The two-person cold case unit closed at least three high-profile rape cases — all dating back to the early 1980s — in the past four months by re-examining DNA. But a pair of federal grants secured for such efforts in 2006 and 2008 expired last year and will not be renewed, said cold case detective Joe Mudano in a hearing before the County Council’s Public Safety Committee Monday morning. The grants, which totaled $400,000, were used to pay for both the unit’s costly DNA tests and officer salaries since the unit was formed in 2005, Mudano said.
“We’ve applied for [the grants] through the same funding, through the National Institute of Justice, but their resources, along with everyone else’s budgets, is getting cut,” Mudano said after the hearing.
On the upside, an increase in the department’s crime lab staff and new laboratory space set aside on the top floors of the new public safety headquarters building will allow county technicians to take on the cold case unit’s DNA needs. The lab’s DNA analysis staff has grown from one analyst in 2002 to six today, said Ray Wickenheiser, director of the department’s Forensic Services Section.
Cold cases typically were contracted out to independent labs to allow the county’s lab technicians to prioritize breaking cases and maintain a quick turnaround for evidence needed in court cases, Wickenheiser said.
“But as we build capacity — and as you’ve seen in the new lab we have that capacity — we will be able to do more and more cold cases and to expand the capabilities we have,” Wickenheiser told the council Monday.
Case backlog at the lab has dropped from more than 400 in 2002 to an average of 50 or 60 cases today, Wickenheiser said.
Grants in general have dried up as federal budget deficits continue to trickle down to state and local governments, said County Councilman Phil Andrews (D-Dist. 3) of Gaithersburg, who chairs the council’s Public Safety Committee.
A $2.7 million U.S. Department of Justice grant funding a joint Montgomery and Prince George’s counties gang task force was not renewed in 2012, and a more recent state grant from the Governor’s Office on Crime Control & Prevention also has dwindled as more agencies scrambled for the remaining money.
“Generally the availability of grants is tighter, and if there are the same amount of grants, they are likely to be on the smaller scale,” Andrews said, discussing the $1,898 received last week from the governor’s office for new body armor. A typical safety vest can cost the county in excess of $900, Andrews said.
“Very few grants are that small, even when they’re being divided up by multiple partners, most grants the county receives are $50,000 to $500,000 range,” he said. “We’re not going to turn it down, but we’re not going to go out and ask for a grant for $15,000 if it isn’t worth the staff time to apply for it.”
Montgomery County police was among 20 Maryland police agencies to receive a portion of the current grant, which totaled $49,051 for 2013, said Bill Toohey, a spokesman for the governor’s office. Seventeen agencies applied for the same grant last year, Toohey said.
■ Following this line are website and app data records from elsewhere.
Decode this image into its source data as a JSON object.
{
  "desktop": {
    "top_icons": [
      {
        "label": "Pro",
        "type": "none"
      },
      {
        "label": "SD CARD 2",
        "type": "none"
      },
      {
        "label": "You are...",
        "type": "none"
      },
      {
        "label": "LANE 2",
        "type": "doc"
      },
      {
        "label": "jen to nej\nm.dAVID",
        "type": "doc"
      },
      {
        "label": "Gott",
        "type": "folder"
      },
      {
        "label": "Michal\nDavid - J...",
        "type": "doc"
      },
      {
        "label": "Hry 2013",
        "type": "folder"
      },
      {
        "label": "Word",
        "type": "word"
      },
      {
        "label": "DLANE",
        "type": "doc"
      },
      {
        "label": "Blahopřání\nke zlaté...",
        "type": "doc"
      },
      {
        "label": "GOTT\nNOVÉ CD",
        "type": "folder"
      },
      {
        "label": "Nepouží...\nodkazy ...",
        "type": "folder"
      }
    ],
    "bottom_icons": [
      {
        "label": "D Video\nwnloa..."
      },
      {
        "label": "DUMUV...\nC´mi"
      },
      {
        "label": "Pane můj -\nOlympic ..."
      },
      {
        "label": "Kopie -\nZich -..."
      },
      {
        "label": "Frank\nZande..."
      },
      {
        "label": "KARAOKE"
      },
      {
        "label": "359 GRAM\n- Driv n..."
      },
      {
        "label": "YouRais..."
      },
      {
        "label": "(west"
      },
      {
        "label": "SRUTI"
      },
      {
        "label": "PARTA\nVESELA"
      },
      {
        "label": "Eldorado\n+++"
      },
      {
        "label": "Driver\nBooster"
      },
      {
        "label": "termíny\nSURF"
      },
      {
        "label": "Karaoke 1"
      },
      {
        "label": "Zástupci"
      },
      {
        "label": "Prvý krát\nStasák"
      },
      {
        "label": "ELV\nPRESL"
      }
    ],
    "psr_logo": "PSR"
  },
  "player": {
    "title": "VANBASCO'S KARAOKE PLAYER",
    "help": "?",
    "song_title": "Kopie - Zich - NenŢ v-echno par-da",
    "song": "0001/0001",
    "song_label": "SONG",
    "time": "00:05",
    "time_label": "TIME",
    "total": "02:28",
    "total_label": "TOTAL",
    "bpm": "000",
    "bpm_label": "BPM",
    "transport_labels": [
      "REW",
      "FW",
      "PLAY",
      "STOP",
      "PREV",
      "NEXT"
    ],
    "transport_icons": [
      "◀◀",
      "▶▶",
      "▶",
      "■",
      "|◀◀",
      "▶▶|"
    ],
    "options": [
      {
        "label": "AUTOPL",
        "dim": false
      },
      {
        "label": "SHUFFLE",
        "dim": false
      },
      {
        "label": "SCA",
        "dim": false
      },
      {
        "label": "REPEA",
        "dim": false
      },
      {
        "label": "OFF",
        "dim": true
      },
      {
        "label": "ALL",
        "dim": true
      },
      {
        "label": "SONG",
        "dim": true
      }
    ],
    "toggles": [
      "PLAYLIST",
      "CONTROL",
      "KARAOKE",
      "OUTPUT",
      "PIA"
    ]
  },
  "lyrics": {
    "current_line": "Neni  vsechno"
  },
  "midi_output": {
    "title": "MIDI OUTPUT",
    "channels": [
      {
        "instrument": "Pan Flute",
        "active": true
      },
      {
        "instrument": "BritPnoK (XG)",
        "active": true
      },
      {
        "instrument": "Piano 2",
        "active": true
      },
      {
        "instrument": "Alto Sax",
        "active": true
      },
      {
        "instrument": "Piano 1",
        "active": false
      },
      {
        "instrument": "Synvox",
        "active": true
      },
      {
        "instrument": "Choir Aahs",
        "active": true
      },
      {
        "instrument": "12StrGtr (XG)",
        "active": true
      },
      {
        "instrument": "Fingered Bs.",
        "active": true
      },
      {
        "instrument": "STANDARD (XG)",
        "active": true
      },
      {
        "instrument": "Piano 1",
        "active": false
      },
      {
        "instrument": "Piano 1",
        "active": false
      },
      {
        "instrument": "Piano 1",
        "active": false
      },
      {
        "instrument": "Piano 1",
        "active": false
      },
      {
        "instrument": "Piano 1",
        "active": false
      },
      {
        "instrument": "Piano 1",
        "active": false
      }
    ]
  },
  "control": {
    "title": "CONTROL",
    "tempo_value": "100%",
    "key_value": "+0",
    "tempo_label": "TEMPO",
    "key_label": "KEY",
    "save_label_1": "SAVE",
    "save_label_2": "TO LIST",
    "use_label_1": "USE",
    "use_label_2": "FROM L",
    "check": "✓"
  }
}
“The state and the federal government are seeing less income,” Toohey said. “We’re also coming off another recession year, so there’s less money to give out. It’s that basic.”
In light of declining grants, the council is sure to use what grants it has left to greater impact, Andrews said, pointing out the council’s move to re-allocate a $248,894 grant originally awarded to county police by the U.S. Department of Justice through its Edward Byrne Memorial Justice Assistance Grant in 2009.
Although County Executive Isiah Leggett (D) planned to use the grant to fund a county police helicopter program in 2009, the council voted against that plan and decided instead to use the funds to build a new evidence locker in the public safety headquarters building in Gaithersburg. The council voted unanimously in favor of the redistribution of funds after a public hearing Tuesday in Rockville.
“Everybody needs to look at their budgets and focus on the priorities to an even greater degree,” Andrews said. “I think we do a good job of that here in Montgomery County.”